President Trump held a Cabinet meeting for TV cameras on Wednesday afternoon, but it was a curious prop got the most reaction on Twitter.
Spread out on the table in front of Trump was what appeared to be a poster-sized printout of a meme he tweeted a few months ago: A takeoff on Game of Thrones’ logo and most popular catchphrase. “Sanctions are Coming,” read the text over a picture of the president. “November 5.”
Trump originally tweeted the graphic ahead of increasing sanctions on Iran.
The poster’s presence today raised many questions, considering that this is January and that Trump was talking mostly not about Iran sanctions but his long-promised, repeatedly rebuffed-by-Congress border wall, over which he has partially shut down the federal government for 12 days.
First, there was a bit of disbelief.
What’s up with the movie poster https://t.co/HgpUXbT1Pt
— Maggie Haberman (@maggieNYT) January 2, 2019
Why is the “Sanctions Are Coming” poster on the table? pic.twitter.com/Be4vjHk8s1
— Evan Rosenfeld (@Evan_Rosenfeld) January 2, 2019
oh….. oh no https://t.co/uOeQ6z7M7X
— Jared Holt (@jaredlholt) January 2, 2019
…thafuk is that “Game of Thrones”-looking “Sanctions Are Coming” movie poster about? pic.twitter.com/KBIYNVy0ND
— Jon Zal (@OfficialJonZal) January 2, 2019
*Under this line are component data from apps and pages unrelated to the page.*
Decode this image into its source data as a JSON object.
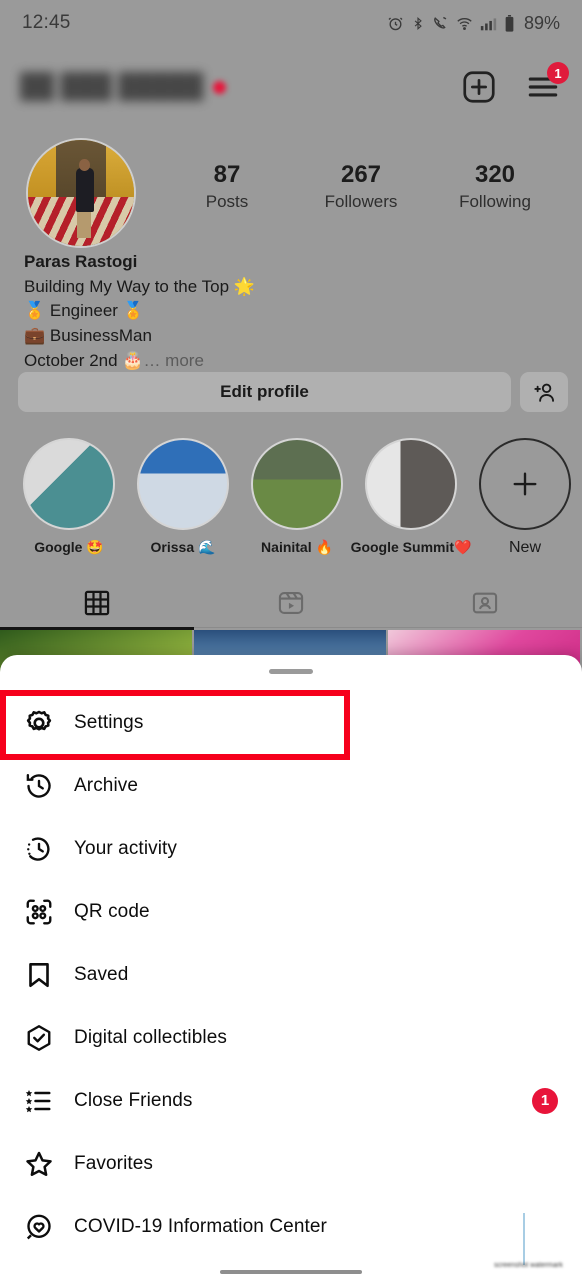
{
  "status_bar": {
    "time": "12:45",
    "battery_percent": "89%",
    "icons": [
      "alarm-icon",
      "bluetooth-icon",
      "call-mute-icon",
      "wifi-icon",
      "signal-icon",
      "battery-icon"
    ]
  },
  "header": {
    "username_blurred": "██ ███ █████",
    "add_post_icon": "plus-square-icon",
    "menu_icon": "hamburger-menu-icon",
    "menu_badge": "1"
  },
  "profile": {
    "avatar_alt": "profile-photo",
    "stats": [
      {
        "value": "87",
        "label": "Posts"
      },
      {
        "value": "267",
        "label": "Followers"
      },
      {
        "value": "320",
        "label": "Following"
      }
    ],
    "display_name": "Paras Rastogi",
    "bio_lines": [
      "Building My Way to the Top 🌟",
      "🏅 Engineer 🏅",
      "💼 BusinessMan"
    ],
    "birthday_line": "October 2nd 🎂",
    "more_label": "… more"
  },
  "actions": {
    "edit_profile_label": "Edit profile",
    "add_person_icon": "add-person-icon"
  },
  "highlights": [
    {
      "id": "hl-0",
      "label": "Google 🤩"
    },
    {
      "id": "hl-1",
      "label": "Orissa 🌊"
    },
    {
      "id": "hl-2",
      "label": "Nainital 🔥"
    },
    {
      "id": "hl-3",
      "label": "Google Summit❤️"
    }
  ],
  "highlight_new": {
    "label": "New",
    "icon": "plus-icon"
  },
  "tabs": [
    {
      "name": "grid",
      "icon": "grid-icon",
      "active": true
    },
    {
      "name": "reels",
      "icon": "reels-icon",
      "active": false
    },
    {
      "name": "tagged",
      "icon": "tagged-icon",
      "active": false
    }
  ],
  "sheet": {
    "handle": "drag-handle",
    "items": [
      {
        "icon": "gear-icon",
        "label": "Settings",
        "badge": null,
        "highlighted": true
      },
      {
        "icon": "archive-clock-icon",
        "label": "Archive",
        "badge": null,
        "highlighted": false
      },
      {
        "icon": "activity-clock-icon",
        "label": "Your activity",
        "badge": null,
        "highlighted": false
      },
      {
        "icon": "qr-code-icon",
        "label": "QR code",
        "badge": null,
        "highlighted": false
      },
      {
        "icon": "bookmark-icon",
        "label": "Saved",
        "badge": null,
        "highlighted": false
      },
      {
        "icon": "hexagon-check-icon",
        "label": "Digital collectibles",
        "badge": null,
        "highlighted": false
      },
      {
        "icon": "close-friends-list-icon",
        "label": "Close Friends",
        "badge": "1",
        "highlighted": false
      },
      {
        "icon": "star-icon",
        "label": "Favorites",
        "badge": null,
        "highlighted": false
      },
      {
        "icon": "covid-heart-icon",
        "label": "COVID-19 Information Center",
        "badge": null,
        "highlighted": false
      }
    ]
  },
  "annotation": {
    "target": "Settings",
    "color": "#f6001c"
  },
  "watermark": {
    "text": "screenshot watermark"
  },
  "colors": {
    "badge_red": "#e8143a",
    "annotation_red": "#f6001c",
    "sheet_bg": "#ffffff",
    "dim_overlay": "#9a9a9a",
    "text_primary": "#0d0d0d"
  }
}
Then some pointed out that if Trump intended the meme to be a statement on the border wall negotiations, there was some unhelpful irony in it. Noted Washington Post correspondent Robert Costa: “I don’t want to spoil it, but the wall in ‘Game of Thrones’ has… some trouble in season 7. I’ll leave it there.”
The poster is a play off “Game of Thrones.”
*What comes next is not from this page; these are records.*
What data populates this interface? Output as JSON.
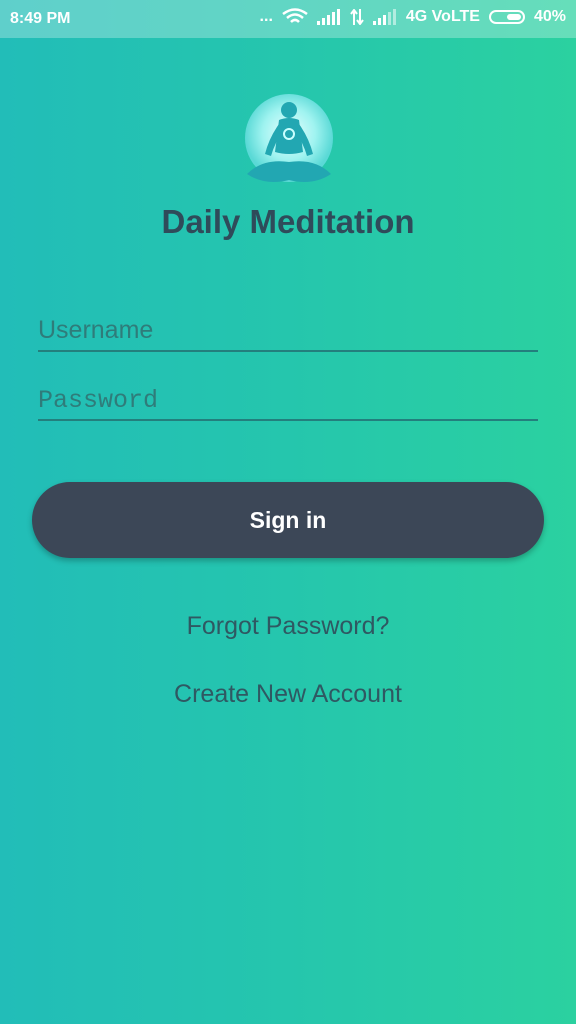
{
  "status_bar": {
    "time": "8:49 PM",
    "dots": "...",
    "network": "4G VoLTE",
    "battery": "40%",
    "battery_level": 0.4
  },
  "app": {
    "title": "Daily Meditation",
    "logo_icon": "meditation-figure-icon"
  },
  "form": {
    "username_placeholder": "Username",
    "password_placeholder": "Password",
    "signin_label": "Sign in"
  },
  "links": {
    "forgot": "Forgot Password?",
    "create": "Create New Account"
  },
  "colors": {
    "gradient_start": "#22bdb8",
    "gradient_end": "#2bd1a0",
    "button": "#3c4757",
    "title": "#2f4b5a"
  }
}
I don’t want to spoil it, but the wall in “Game of Thrones” has… some trouble in season 7. I’ll leave it there.https://t.co/avV0wdEK7v
— Robert Costa (@costareports) January 2, 2019
“Walls Work, Trump Says In Front Of Poster Parodying Show Based On Premise That They Don’t,” said Twitter user Brandon Hardin.
Walls Work, Trump Says In Front Of Poster Parodying Show Based On Premise That They Don’t https://t.co/W0Lks9oafz
— Brandon Hardin (@hardin) January 2, 2019
Ask a Roman historian what happened to Hadrian’s, the Chinese what happened to theirs, the French what happened to the Maginot Line and the former Soviets what happened to the one that divided Berlin. https://t.co/u3yCDjSJ2U
— Jonathan Landay (@JonathanLanday) January 2, 2019
Maybe don’t beg for a wall with a poster inspired by a show where a wall doesn’t work. pic.twitter.com/nNsRqzXyih
— Gerry Duggan (@GerryDuggan) January 2, 2019
As far as Trump’s intentions in displaying the poster, the president provided no help on that front: He didn’t address it during the 95-minute meeting.
Democrats have criticized Trump for refusing to sign a continuing resolution to keep the government open, which was passed by the Republican-held Senate, forcing a showdown over the wall. Considering that a majority of Americans don’t support a wall, and the Republican-controlled House and Senate refused to fund it, they say it’s a function of his own ego. Some Twitter users said the poster display was more of the same.
He literally has a poster of his own face as the centerpiece of his meeting. pic.twitter.com/nFUSCh9OMz
— Kristin Mink (@KristinMinkDC) January 2, 2019
Trump has a poster of himself on the table of his meeting where he’s talking about working with others. https://t.co/0IdiLBEuec
— Alex Wind (@al3xw1nd) January 2, 2019
The President conducted a Cabinet Meeting with a poster sized photo of himself on the Desk…
Our Government is literally the plot of Idiocracy.
— Ryan Hill (@RyanHillMI) January 2, 2019
HBO didn’t immediately comment about Trump’s appropriation of their hit show. But in November, the network scolded him about the version he tweeted. “We were not aware of this messaging and would prefer our trademark not be misappropriated for political purposes,” a network spokesperson said then.
Last year, Game of Thrones author George R.R. Martin compared Trump to the saga’s petulant, sadistic teenage King Joffrey. “I think Joffrey is now the king in America,” said Martin. “And he’s grown up just as petulant and irrational as he was when he was 13 in the books.”
Today, Entertaiment Weekly recalled that one of its reporters was on the Game of Thrones set on Election Day 2016, when one of the show’s writers took issue with the Trump/Joffrey comparison: “People keep writing that his election is ‘just like Game of Thrones,'” said the unnamed scribe. “F— you. Even Joffrey spoke in articulate sentences. I prefer Westeros, where politics makes sense.”